It’s not that we don’t have seasons in Houston — it’s just that they tend to not be very dramatic. It’s been unseasonably warm this fall — too warm for the leaves to turn color — and the signs that Thanksgiving was approaching were subtle. One clue was the ripening pecans hanging in clusters, which made the squirrels very happy:
Another clue was the appearance of acorns. I pass some kind of oak tree on my way to work that had the BIGGEST acorns I’ve ever seen:
There was an occasional colored leaf:
Soon, turkeys started going on sale at the grocery store, along with canned pumpkin, sweet potatoes, and Pepperidge Farm stuffing, leaving no doubt that Thanksgiving was nearing. And that meant it was time for my son’s Boy Scout Troop’s 2nd Annual Thanksgiving Day Luncheon for senior citizens living in and around our little community.
When my son was working on his Eagle project (a fence around utility structures in a neighborhood park), a city employee suggested that the Troop might consider hosting this luncheon, which had been abandoned 5 or 6 years ago by the group that had previously hosted it. Sure, why not?
Last year we had 19 guests, but this year word spread and we had close to 50. Through donations of ingredients and dollars, we were able to provide a mostly home-cooked meal (meats and pies were purchased) of roast turkey with gravy, smoked ham, stuffing, garlic mashed potatoes, roasted sweet potatoes, Southern-style corn, green bean casserole, fresh cranberry relish, vanilla cranberry sauce, rolls and butter, and assorted pies with whipped cream.
We did most of the cooking two days before, using Senior Services’ well-equipped kitchen.
The day before, Troop volunteers set up the activity room. Working within our budget and the fact that we had to use paper and plastic tableware, I think we managed to make the room look worthy of our guests.

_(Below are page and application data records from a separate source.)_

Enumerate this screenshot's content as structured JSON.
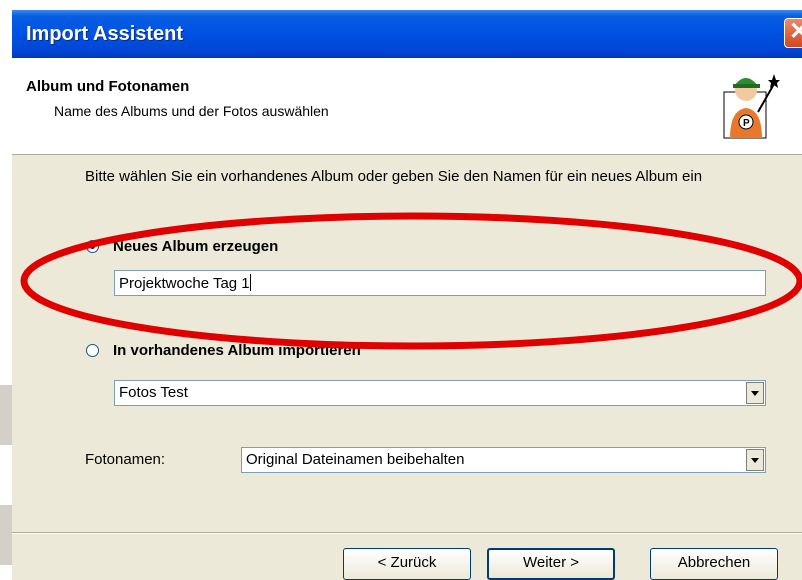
{
  "window": {
    "title": "Import Assistent",
    "close_glyph": "✕"
  },
  "header": {
    "title": "Album und Fotonamen",
    "subtitle": "Name des Albums und der Fotos auswählen",
    "image_icon": "wizard-icon"
  },
  "instruction": "Bitte wählen Sie ein vorhandenes Album oder geben Sie den Namen für ein neues Album ein",
  "new_album": {
    "label": "Neues Album erzeugen",
    "checked": true,
    "value": "Projektwoche Tag 1"
  },
  "existing_album": {
    "label": "In vorhandenes Album importieren",
    "checked": false,
    "value": "Fotos Test"
  },
  "fotonamen": {
    "label": "Fotonamen:",
    "value": "Original Dateinamen beibehalten"
  },
  "buttons": {
    "back": "< Zurück",
    "next": "Weiter >",
    "cancel": "Abbrechen"
  },
  "annotation": {
    "color": "#e00000"
  },
  "colors": {
    "titlebar": "#0055e5",
    "dialog_bg": "#ece9d8"
  }
}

Our guests started arriving about 30 minutes before the start of the meal, and it gave us an opportunity to visit with them. They were excited to be joining us, and many came elegantly dressed. The room was buzzy with happy chatter.

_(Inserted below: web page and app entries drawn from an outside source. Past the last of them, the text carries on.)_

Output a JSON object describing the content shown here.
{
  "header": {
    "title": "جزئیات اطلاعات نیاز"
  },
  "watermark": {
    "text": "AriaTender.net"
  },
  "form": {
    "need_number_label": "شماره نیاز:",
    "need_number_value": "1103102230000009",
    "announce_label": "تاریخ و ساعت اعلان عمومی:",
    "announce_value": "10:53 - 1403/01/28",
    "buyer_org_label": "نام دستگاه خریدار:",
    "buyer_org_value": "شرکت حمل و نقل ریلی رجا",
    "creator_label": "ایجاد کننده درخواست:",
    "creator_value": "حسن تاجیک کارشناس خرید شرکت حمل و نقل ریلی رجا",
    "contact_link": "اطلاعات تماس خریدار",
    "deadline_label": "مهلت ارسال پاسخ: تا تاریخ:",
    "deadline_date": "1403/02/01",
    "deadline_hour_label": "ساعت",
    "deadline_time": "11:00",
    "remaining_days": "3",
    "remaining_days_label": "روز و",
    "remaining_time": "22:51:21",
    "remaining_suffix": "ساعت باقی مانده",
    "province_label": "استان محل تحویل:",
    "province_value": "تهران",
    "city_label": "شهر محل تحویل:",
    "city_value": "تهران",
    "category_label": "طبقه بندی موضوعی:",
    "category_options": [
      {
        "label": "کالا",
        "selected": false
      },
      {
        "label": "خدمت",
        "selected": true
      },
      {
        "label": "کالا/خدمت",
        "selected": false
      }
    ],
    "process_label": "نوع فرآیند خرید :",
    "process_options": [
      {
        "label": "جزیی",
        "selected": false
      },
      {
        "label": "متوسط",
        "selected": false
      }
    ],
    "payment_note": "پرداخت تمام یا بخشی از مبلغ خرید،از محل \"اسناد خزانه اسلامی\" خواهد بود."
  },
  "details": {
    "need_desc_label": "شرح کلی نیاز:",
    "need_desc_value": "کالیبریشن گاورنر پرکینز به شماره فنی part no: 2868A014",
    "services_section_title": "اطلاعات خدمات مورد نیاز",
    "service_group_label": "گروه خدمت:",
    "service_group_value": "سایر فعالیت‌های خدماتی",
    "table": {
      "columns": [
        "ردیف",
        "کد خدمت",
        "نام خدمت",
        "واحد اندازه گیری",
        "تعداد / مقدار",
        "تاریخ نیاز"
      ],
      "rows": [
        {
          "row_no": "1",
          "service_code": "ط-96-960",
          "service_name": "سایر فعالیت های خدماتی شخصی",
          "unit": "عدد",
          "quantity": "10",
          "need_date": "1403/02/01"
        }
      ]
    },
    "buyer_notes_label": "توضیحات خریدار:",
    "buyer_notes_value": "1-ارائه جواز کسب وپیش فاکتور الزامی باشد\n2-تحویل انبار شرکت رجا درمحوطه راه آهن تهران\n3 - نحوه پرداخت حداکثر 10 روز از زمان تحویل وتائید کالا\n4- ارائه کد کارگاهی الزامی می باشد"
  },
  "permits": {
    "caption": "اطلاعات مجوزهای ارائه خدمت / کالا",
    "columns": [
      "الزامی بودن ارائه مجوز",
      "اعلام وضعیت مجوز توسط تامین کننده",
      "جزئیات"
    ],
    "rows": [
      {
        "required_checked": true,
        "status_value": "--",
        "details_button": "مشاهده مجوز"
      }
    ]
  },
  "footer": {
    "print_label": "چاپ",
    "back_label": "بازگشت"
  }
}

The scouts did a great job of serving up the meal and interacting with the guests:
We sent each guest home with leftovers, for later in the day (because really, it isn’t Thanksgiving without leftovers):
Each guest also received a festively-wrapped loaf of homemade Pumpkin Ginger Bread or Cranberry Orange Bread, for snacking on later in the day:
The luncheon was a great success, and I enjoyed it as much as our guests. As one of our guests was leaving, he called me over and said “I only have one complaint — everything was so good that I have nothing to complain about.” He gave a little chuckle and said “That’s my joke.” That’s the kind of complaint I love to hear! I hope you got lots of “complaints” this Thanksgiving as well. 🙂
(Note: Although I didn’t get to cook for my family this year because of my involvement with the luncheon, my husband’s two sisters made a delicious Thanksgiving dinner that we enjoyed with the whole family later in the day.)